[Items from an interface collection]
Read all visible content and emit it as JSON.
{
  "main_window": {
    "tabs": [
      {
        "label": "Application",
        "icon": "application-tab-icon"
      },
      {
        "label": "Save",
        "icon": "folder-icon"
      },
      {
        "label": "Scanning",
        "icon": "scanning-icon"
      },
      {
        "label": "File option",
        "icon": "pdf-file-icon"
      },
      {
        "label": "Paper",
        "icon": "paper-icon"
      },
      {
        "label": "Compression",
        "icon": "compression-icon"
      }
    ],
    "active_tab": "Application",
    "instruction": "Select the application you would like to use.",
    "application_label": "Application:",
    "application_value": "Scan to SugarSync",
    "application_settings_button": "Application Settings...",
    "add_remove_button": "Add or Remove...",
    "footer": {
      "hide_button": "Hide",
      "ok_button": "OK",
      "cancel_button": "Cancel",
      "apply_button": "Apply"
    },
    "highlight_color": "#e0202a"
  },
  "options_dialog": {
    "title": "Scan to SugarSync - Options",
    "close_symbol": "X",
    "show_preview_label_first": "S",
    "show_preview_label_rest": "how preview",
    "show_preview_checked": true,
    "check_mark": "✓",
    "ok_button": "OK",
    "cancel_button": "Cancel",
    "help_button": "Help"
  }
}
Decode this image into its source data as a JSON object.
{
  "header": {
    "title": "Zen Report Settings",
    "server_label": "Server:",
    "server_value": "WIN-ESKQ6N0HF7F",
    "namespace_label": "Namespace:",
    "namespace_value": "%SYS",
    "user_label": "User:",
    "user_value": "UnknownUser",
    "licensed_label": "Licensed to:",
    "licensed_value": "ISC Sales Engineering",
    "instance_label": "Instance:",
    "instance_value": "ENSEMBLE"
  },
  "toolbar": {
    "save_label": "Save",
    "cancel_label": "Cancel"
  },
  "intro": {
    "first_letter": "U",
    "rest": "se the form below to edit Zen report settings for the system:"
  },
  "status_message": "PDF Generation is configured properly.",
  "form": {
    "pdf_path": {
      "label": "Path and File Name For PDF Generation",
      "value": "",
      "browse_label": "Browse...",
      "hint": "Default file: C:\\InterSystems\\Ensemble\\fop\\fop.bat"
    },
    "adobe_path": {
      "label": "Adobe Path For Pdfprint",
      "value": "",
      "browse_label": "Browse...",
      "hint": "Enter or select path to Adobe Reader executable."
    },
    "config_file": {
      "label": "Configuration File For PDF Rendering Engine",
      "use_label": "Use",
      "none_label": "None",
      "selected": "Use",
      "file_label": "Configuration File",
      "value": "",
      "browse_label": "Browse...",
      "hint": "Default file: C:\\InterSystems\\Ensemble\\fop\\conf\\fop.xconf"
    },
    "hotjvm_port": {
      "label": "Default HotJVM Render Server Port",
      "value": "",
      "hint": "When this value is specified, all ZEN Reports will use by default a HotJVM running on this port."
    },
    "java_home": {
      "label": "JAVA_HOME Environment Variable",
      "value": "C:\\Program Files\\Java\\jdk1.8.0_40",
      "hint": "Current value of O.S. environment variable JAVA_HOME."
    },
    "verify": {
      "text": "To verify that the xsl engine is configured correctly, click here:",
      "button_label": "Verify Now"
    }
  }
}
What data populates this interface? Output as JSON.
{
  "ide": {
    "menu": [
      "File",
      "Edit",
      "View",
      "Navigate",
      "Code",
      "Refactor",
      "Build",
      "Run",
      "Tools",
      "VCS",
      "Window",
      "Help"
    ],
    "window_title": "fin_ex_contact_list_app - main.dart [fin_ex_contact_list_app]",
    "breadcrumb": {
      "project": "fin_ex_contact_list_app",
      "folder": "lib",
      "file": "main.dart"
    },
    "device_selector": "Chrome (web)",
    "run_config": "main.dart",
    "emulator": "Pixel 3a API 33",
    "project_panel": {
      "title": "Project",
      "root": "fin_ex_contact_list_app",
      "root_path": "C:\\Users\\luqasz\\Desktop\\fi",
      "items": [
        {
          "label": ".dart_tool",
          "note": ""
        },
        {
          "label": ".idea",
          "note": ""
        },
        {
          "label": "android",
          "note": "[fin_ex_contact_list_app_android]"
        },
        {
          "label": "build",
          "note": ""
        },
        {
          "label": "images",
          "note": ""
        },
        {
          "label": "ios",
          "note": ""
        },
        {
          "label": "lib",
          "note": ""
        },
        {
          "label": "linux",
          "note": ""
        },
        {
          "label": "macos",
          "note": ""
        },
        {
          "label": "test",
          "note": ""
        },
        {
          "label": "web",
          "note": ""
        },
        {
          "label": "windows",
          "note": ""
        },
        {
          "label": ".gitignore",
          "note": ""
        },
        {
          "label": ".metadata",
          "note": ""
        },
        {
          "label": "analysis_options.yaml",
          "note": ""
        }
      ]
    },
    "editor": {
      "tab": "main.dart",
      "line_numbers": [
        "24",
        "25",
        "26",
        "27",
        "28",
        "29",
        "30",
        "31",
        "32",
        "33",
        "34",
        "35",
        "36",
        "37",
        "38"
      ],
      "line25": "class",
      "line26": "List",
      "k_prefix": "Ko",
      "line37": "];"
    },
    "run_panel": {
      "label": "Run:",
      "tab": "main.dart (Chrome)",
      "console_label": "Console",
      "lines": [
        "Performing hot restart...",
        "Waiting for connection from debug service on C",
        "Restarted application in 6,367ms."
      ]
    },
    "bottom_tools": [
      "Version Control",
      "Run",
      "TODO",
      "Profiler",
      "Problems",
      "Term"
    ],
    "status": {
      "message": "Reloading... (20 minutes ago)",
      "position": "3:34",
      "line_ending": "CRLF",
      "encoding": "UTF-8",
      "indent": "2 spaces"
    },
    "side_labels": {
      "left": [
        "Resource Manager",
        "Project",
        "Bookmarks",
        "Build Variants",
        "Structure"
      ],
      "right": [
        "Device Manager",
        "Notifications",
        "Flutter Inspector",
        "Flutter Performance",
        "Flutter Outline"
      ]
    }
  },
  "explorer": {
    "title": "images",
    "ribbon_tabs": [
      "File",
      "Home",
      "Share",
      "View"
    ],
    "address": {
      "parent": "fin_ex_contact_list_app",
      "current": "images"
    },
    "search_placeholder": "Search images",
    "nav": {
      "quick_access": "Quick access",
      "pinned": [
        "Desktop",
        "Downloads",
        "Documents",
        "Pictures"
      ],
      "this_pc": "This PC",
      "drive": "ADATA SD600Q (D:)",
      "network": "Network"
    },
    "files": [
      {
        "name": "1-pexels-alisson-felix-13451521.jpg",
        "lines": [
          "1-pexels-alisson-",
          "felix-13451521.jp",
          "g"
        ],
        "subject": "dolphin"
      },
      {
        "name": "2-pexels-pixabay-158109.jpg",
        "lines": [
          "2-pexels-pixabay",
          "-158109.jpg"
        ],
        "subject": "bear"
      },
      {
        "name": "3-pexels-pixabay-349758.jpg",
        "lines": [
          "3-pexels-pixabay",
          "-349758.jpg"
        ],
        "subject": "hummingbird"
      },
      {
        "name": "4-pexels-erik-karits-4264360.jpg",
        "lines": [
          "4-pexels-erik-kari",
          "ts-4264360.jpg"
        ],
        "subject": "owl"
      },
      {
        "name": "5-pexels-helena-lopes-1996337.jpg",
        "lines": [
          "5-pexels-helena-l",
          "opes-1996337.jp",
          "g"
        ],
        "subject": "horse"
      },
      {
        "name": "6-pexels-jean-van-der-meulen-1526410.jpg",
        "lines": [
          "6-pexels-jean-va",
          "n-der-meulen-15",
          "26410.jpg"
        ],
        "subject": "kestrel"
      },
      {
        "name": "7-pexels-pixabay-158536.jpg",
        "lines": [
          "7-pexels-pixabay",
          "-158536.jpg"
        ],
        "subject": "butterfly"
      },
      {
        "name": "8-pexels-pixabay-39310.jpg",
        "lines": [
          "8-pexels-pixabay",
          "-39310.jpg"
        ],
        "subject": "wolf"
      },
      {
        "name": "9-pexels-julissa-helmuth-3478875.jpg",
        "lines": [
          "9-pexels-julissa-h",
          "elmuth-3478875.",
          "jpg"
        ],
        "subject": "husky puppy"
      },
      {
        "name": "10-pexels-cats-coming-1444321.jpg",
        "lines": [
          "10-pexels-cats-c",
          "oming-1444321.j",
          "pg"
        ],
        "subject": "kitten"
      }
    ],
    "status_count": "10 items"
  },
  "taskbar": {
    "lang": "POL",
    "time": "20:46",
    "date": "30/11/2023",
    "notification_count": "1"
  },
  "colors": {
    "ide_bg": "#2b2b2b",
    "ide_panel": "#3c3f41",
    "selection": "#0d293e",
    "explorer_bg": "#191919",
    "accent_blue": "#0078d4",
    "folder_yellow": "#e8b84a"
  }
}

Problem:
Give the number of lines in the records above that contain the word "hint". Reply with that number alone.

Response area:
5